Employees use unapproved AI tools largely due to limitations of the approved technology stack. The desire to boost productivity and improve quality is a virtue, not a vice. There are unmet needs, and CISOs and their teams must approach employees with a collaboration versus curse attitude.
Good faith conversations with leaders and end users regarding their requests for AI tools are critical to building trust and goodwill. At the same time, CISOs must address legitimate security concerns and the potential consequences of risky AI behavior. Security leaders should think of themselves as accountants explaining how best to work within the tax code rather than viewing IRS auditors as enforcers who don’t care about anything outside of compliance. Whether it’s putting in place the right security settings for the desired AI tool or looking for viable alternatives, the most successful CISOs strive to help employees maximize their productivity.
Fully understanding and addressing AI tool risks requires comprehensive and robust SaaS security posture management (SSPM) solution. SSPM gives security and risk practitioners the insight and visibility they need to navigate the ever-changing state of SaaS risk.
To increase authentication strength, security teams can use SSPM to deploy MFA across SaaS applications in an estate and monitor configuration deviations. SSPM enables security teams and SaaS application owners to implement best practices without learning the ins and outs of every SaaS application setup and AI tool.

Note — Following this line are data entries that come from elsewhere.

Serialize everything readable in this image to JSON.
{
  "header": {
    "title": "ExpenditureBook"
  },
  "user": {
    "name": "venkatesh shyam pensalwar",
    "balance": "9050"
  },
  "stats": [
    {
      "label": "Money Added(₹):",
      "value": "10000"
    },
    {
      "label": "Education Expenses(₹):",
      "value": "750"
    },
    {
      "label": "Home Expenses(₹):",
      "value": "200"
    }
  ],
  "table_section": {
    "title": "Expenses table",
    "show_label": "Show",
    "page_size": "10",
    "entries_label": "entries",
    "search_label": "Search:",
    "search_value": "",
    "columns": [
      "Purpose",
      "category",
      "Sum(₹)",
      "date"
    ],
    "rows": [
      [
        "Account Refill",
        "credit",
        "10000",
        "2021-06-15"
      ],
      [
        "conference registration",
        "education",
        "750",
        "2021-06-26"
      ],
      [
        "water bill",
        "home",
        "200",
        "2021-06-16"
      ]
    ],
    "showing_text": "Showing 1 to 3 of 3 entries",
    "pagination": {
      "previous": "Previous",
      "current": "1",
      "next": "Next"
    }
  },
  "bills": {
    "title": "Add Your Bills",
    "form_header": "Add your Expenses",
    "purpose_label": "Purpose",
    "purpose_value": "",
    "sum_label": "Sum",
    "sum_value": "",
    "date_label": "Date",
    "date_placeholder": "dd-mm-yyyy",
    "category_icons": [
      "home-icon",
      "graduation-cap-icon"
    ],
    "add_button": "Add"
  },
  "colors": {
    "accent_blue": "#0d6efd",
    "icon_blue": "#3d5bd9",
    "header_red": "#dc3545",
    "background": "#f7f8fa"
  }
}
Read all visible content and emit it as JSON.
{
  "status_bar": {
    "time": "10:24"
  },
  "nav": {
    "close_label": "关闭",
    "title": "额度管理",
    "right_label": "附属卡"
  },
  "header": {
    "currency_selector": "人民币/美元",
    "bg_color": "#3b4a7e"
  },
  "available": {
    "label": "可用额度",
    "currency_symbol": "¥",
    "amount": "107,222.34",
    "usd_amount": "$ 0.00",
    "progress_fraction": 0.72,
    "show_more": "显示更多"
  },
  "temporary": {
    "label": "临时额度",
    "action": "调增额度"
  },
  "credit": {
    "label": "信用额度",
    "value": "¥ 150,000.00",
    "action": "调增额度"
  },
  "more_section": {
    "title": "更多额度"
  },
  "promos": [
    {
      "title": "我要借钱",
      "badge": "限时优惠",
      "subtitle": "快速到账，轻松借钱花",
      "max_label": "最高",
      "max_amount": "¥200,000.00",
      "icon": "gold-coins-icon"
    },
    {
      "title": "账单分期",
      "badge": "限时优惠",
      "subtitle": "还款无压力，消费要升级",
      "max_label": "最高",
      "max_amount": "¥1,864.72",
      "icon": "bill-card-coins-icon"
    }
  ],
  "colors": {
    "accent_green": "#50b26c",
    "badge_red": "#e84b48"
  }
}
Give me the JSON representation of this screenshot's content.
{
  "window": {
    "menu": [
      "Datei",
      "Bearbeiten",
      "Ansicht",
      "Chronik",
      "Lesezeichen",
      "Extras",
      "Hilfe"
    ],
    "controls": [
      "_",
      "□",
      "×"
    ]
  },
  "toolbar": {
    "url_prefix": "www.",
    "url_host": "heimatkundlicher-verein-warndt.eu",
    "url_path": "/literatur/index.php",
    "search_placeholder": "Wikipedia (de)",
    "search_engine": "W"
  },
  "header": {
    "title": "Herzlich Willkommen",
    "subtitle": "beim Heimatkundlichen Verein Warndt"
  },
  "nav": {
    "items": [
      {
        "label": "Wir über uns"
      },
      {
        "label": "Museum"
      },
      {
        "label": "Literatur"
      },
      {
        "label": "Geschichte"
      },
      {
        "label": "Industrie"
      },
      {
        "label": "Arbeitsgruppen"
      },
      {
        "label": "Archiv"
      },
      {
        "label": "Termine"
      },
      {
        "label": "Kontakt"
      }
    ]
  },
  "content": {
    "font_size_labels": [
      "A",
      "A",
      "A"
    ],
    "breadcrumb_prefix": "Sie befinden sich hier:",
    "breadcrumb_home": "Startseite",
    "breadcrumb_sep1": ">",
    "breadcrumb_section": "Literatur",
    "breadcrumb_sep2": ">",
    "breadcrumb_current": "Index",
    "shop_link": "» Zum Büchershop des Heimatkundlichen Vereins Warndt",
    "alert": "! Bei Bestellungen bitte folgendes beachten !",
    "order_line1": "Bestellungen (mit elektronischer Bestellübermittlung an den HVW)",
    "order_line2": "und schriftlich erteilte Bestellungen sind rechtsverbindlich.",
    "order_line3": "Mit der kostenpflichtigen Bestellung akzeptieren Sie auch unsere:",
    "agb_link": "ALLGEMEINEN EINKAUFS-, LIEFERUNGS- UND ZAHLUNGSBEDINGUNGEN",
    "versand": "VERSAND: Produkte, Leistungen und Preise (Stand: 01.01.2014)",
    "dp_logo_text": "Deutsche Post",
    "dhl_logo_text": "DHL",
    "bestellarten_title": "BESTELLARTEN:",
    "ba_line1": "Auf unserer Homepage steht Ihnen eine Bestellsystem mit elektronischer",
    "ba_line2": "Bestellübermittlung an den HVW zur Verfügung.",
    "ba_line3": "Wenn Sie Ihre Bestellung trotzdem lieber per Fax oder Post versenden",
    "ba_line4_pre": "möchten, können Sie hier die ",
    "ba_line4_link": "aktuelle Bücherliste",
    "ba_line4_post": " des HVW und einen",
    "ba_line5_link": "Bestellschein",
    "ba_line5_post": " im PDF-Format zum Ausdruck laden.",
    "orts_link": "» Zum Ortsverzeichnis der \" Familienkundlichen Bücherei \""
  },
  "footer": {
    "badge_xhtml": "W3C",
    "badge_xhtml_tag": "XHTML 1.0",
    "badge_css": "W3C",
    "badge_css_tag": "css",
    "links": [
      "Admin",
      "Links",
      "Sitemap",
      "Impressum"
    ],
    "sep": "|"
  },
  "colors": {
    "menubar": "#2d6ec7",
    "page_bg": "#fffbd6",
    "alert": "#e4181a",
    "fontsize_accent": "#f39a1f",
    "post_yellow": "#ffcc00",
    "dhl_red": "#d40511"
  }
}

The ability to inventory unapproved and approved AI tools connected to the SaaS ecosystem will reveal the most pressing risks to investigate. Continuous monitoring automatically notifies the security and risk team when a new AI connection is established. This visibility plays a critical role in reducing the attack surface and taking action when unsanctioned, insecure, and/or above permission AI tools appear in the SaaS ecosystem.
The reliance on AI tools will almost certainly continue to spread rapidly. An outright ban is never easy. Instead, it’s a pragmatic mix of security leaders who share their colleagues’ goal of increasing productivity and reducing repetitive tasks the right SSPM solution is the best approach to drastically reduce SaaS data exposure or breach risk.